Get a Grip on Lyme Disease

Lyme disease is a challenging infectious disease that, if not treated completely, could lead to a chronic condition. The challenge is made more difficult by the co-occurrence of several other troublesome bacteria with the Lyme bacteria. Full evaluation and treatment address the symptoms of all these bacteria.

The infections that occur with the Lyme bacteria (Borrellia burgdorfii) are Babesia, Erlichia, Anaplasma and Bartonella.

The Lyme bacteria is insidious because it exists in at least three forms in our bodies: the free flowing bacteria in the bloodstream, the bacterial form that hides inside cells and evades identification and basic antibiotic therapy, and the encysted form which also evades diagnosis and treatment. For this reason a Lyme test, either the titer test or the Western Blot test, may be negative even though the bacterium is present in the body. In other words, a negative test cannot definitely tell you that you do not have Lyme. It can only say that at this time, in this sample, the Lyme organism has not been identified. Some people need many Lyme tests before the bacterium is finally identified.

When a Lyme infection is recent, a bull’s-eye rash can occur. Only about 30% of those bitten by a “Lyme tick” get the rash. Some may experience other types of rashes that look like bug bites or even eczema. This early indication of Lyme will require immediate treatment in all of its forms. Treatment for the co-infections may be necessary at this time as well.

Most people never know they have been bitten. If the tick is removed within six hours in a way that does not force the tick’s abdominal content through the mouth part into your body, then the likelihood of Lyme transmission is quite low. Be sure to do regular tick checks – even if just walking across the yard. If you have pets, do tick checks even if you haven’t gone outside. Your pet can bring the ticks in to you.

When a person has unusual or unexplained fatigue, muscle aches, joint aches, weird electric-like feelings, brain fog, unusual troubles with sleep, or mood instability, a Lyme test is often appropriate.
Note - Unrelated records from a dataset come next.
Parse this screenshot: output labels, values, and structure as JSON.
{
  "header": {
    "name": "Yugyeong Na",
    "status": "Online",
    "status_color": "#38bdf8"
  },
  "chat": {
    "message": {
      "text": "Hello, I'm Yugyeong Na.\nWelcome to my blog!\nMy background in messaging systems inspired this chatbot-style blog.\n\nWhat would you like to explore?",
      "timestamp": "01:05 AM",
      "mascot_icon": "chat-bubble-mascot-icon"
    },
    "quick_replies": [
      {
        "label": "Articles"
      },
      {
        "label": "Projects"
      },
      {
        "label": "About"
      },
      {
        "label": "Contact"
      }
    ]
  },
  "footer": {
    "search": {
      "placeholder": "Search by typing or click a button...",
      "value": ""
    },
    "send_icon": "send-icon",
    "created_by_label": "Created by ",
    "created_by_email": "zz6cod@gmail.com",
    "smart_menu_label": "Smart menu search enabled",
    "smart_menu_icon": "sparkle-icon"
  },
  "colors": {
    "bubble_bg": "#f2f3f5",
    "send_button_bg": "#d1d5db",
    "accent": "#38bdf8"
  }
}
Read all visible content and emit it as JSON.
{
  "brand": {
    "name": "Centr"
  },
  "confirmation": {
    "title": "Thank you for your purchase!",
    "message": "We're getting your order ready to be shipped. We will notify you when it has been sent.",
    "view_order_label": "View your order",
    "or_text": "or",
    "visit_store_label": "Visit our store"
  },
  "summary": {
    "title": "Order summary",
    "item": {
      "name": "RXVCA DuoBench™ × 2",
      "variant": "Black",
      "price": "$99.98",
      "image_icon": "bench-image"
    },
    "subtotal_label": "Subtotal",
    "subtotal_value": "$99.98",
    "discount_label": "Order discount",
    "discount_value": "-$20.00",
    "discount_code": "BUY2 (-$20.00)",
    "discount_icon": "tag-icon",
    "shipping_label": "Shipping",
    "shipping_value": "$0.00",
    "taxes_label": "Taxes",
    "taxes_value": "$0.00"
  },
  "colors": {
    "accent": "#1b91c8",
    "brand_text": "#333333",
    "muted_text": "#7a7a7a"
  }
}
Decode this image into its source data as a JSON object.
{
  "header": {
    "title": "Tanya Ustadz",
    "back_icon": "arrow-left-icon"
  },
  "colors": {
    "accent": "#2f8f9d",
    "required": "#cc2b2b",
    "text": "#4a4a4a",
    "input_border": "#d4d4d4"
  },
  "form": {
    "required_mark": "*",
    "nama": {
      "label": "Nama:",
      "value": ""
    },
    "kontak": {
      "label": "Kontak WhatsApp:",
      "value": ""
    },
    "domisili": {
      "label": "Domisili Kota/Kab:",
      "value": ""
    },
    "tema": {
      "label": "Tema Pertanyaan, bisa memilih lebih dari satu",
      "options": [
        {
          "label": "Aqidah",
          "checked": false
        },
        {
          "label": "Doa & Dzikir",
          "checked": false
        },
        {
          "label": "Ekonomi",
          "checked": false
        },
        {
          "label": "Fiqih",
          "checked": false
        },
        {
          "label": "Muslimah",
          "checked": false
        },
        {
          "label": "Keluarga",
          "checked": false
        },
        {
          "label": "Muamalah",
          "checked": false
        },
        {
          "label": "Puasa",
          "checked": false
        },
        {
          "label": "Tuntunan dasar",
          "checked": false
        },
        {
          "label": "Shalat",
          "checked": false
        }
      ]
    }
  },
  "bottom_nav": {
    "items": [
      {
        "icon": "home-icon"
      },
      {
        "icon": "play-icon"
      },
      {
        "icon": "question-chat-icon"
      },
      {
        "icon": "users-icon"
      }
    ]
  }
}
At Greenwich Integrative Medicine, under these circumstances, we run a very detailed test that must be sent out. In addition to checking for the basic Lyme titer and Western Blot test, this test also looks for the DNA of the Lyme organism. The testing may be expanded to look for the co-infections as well.

Treatment for acute Lyme begins as soon as a person has been bitten by a tick, and changes according to the results of tick testing. If the tick tests negative, treatment is stopped. If the tick tests positive, treatment continues for up to three weeks. At Greenwich Integrative Medicine we give people an initial course of antibiotics if they have been bitten by a deer tick, but do not have the tick to submit for testing.

If a person has been identified with Lyme disease at a time remote from the potential exposure, treatment for Lyme and co-infections are begun and last at least two months. This treatment may include several antibiotics to address all forms of Lyme disease as well as supplements and medications that support the liver and the intestines. Other antibiotics may be added to cover the likely co-infections as well. Control of yeast overgrowth in the gut is an important component of the treatment. Our goal is to manage the Lyme so that the body’s immune system can keep it in check. There is no evidence that chronic Lyme disease can be eradicated from a person. Ongoing management with the fewest courses of antibiotics is the goal of therapy.

In addition, the physician must discern between the effects of Lyme and co-infections and the consequences of long-term antibiotic therapy. Unfortunately, some of the same symptoms of Lyme disease may be caused by the consequences of long-term antibiotic therapy. In addition, for therapy to be successful, the person’s liver and detoxification system, gut and digestive system, and anti-inflammatory systems must all be in good working order. Stress can also get in the way of therapy and may need to be addressed

One Patient’s Experience: “When I came to see Dr. Roca, Lyme Disease had contributed to my body functioning at a very low level. I was sick a lot, which was so different than my normal behavior. Through the past few years, under the watchful eye of Dr. Roca and his staff, I have become educated and continue to learn about the disease. Today, this soon-to-be 65-year-old feels like 40. Many thanks to Dr. Roca for turning my life around.” – P.A., New Canaan, CT